Much like DFS play: if you want to reach the top, you have to do something different from the field. Never provide “general research” through OWS Collective, but instead, look to build your brand through a unique angle or area of developed expertise. Focus specifically on cash games, or on GPP, or on correlations, or on DFS data, or on team data, or on player data, or on coaching tendencies, or on pace, or on regression analysis, or on weather, or on injuries, or on running backs only, or on O-line/D-line matchups, or on linebacker speed and potential coverage mismatches, or on players with big-play potential, or on scrubs who have a shot at breaking the slate, or on something else that I didn’t just think of off the top of my head. By focusing on a specific angle, you will gain a more dedicated audience, as people will always know exactly what to expect from the research/content you provide. (Also: provide more than just opinions! The majority of readers are looking for research.)
Do you only have a couple hours for research each week? No worries! You don’t need to cover every single game. Instead, isolate the slate into a smaller number of games that stand out to you the most, and focus on those.

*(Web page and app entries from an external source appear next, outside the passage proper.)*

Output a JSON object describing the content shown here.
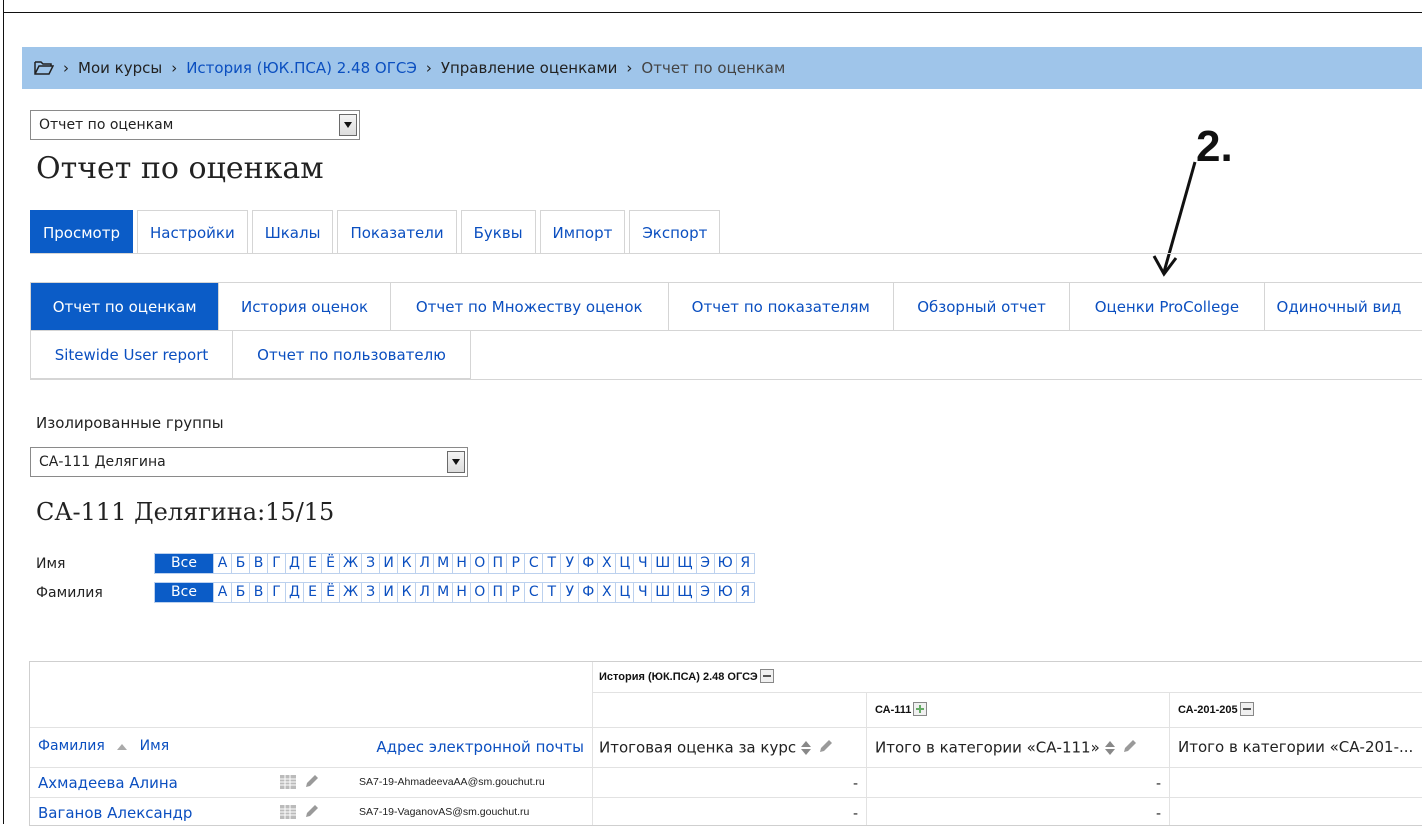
{
  "breadcrumb": {
    "items": [
      "Мои курсы",
      "История (ЮК.ПСА) 2.48 ОГСЭ",
      "Управление оценками",
      "Отчет по оценкам"
    ],
    "separator": "›"
  },
  "report_select": {
    "value": "Отчет по оценкам"
  },
  "page_title": "Отчет по оценкам",
  "main_tabs": [
    "Просмотр",
    "Настройки",
    "Шкалы",
    "Показатели",
    "Буквы",
    "Импорт",
    "Экспорт"
  ],
  "sub_tabs_row1": [
    "Отчет по оценкам",
    "История оценок",
    "Отчет по Множеству оценок",
    "Отчет по показателям",
    "Обзорный отчет",
    "Оценки ProCollege",
    "Одиночный вид"
  ],
  "sub_tabs_row2": [
    "Sitewide User report",
    "Отчет по пользователю"
  ],
  "annotation": {
    "label": "2."
  },
  "groups": {
    "label": "Изолированные группы",
    "selected": "СА-111 Делягина",
    "title": "СА-111 Делягина:15/15"
  },
  "initials": {
    "first_label": "Имя",
    "last_label": "Фамилия",
    "all_label": "Все",
    "letters": [
      "А",
      "Б",
      "В",
      "Г",
      "Д",
      "Е",
      "Ё",
      "Ж",
      "З",
      "И",
      "К",
      "Л",
      "М",
      "Н",
      "О",
      "П",
      "Р",
      "С",
      "Т",
      "У",
      "Ф",
      "Х",
      "Ц",
      "Ч",
      "Ш",
      "Щ",
      "Э",
      "Ю",
      "Я"
    ]
  },
  "grader": {
    "course_header": "История (ЮК.ПСА) 2.48 ОГСЭ",
    "cat1": "СА-111",
    "cat2": "СА-201-205",
    "col_lastname": "Фамилия",
    "col_firstname": "Имя",
    "col_email": "Адрес электронной почты",
    "col_course_total": "Итоговая оценка за курс",
    "col_cat1_total": "Итого в категории «СА-111»",
    "col_cat2_total": "Итого в категории «СА-201-...",
    "rows": [
      {
        "name": "Ахмадеева Алина",
        "email": "SA7-19-AhmadeevaAA@sm.gouchut.ru",
        "v1": "-",
        "v2": "-"
      },
      {
        "name": "Ваганов Александр",
        "email": "SA7-19-VaganovAS@sm.gouchut.ru",
        "v1": "-",
        "v2": "-"
      }
    ]
  }
}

Quality tends to rise to the top — so focus on crafting high-end content in the time you have. (Also :: a simple bullet-point-style list can go a long way toward helping people prepare for the slate! A lot of times, uncovered information speaks for itself.)
It’s easy to crowd into groupthink — and honestly, it’s also easy to swing too far the other way: intentionally going against the grain simply because you’re saying something different from what everyone else is saying. The best way to find angles that others might have overlooked (angles that will stand out to readers!) is to think for yourself. Don’t listen to or trust the noise; but instead, commit to diving into some research on your own, and allowing yourself to see what interesting thoughts, ideas, and angles you uncover. “Sure, this game is likeliest to play out in this way…but check this out. Here’s another angle that no one is considering, and while it isn’t the likeliest path for this game, this data and research points to it being far more likely than most are assuming, allowing us to play this angle for an edge.”
Trust me: this goes a long way! Always keep in mind that you are writing for OWS subscribers who likely read the NFL Edge, and likely know plenty about football. Don’t waste time assuming you have to explain everything to your audience.
In the “doing something different from the field” category :: every major DFS site waits until at least the middle of the week to start posting their signature NFL content, which leaves a hole in the content-consumption community at the front end of the week. If you start getting your research up early in the week, you will not only be competing against fewer researchers for upvotes, but you will also be filling a currently-open space in the DFS research world.
It’s great that people can visit your profile and see all of your published research on One Week Season; but if you are truly serious about carving out a space for yourself in DFS, you will want to pay attention to the ways in which you can move your brand off-site (especially as this can enable you to continue building your name in other sports, after football ends!).
Maximizing the value you provide on Twitter is also important if you are looking to increase your visibility in the sports/DFS space. Tweet snippets of your research designed to catch the attention of followers and OWS subs — linking to your profile. (Pro tip :: your OWS Collective profile is public; which means that you can effectively use it as your own, already-hosted, high-traffic research center, reaching both OWS subscribers and non-subscribers!)
As with anything: there is no guarantee that you will be great at this right away. But if you are genuinely interested in carving out a space for yourself in DFS (as I know many of you are! — and why not, as it’s pretty much the coolest job in the world), realize that those who continue grinding || assessing their work || and grinding some more will make improvements at a faster rate than their peers, and will begin to put separation between their own research/content and everything else that’s out there.
Find others whose research you appreciate. Connect with them on Twitter. Learn from them. Swap ideas. Grind || Assess || Grind!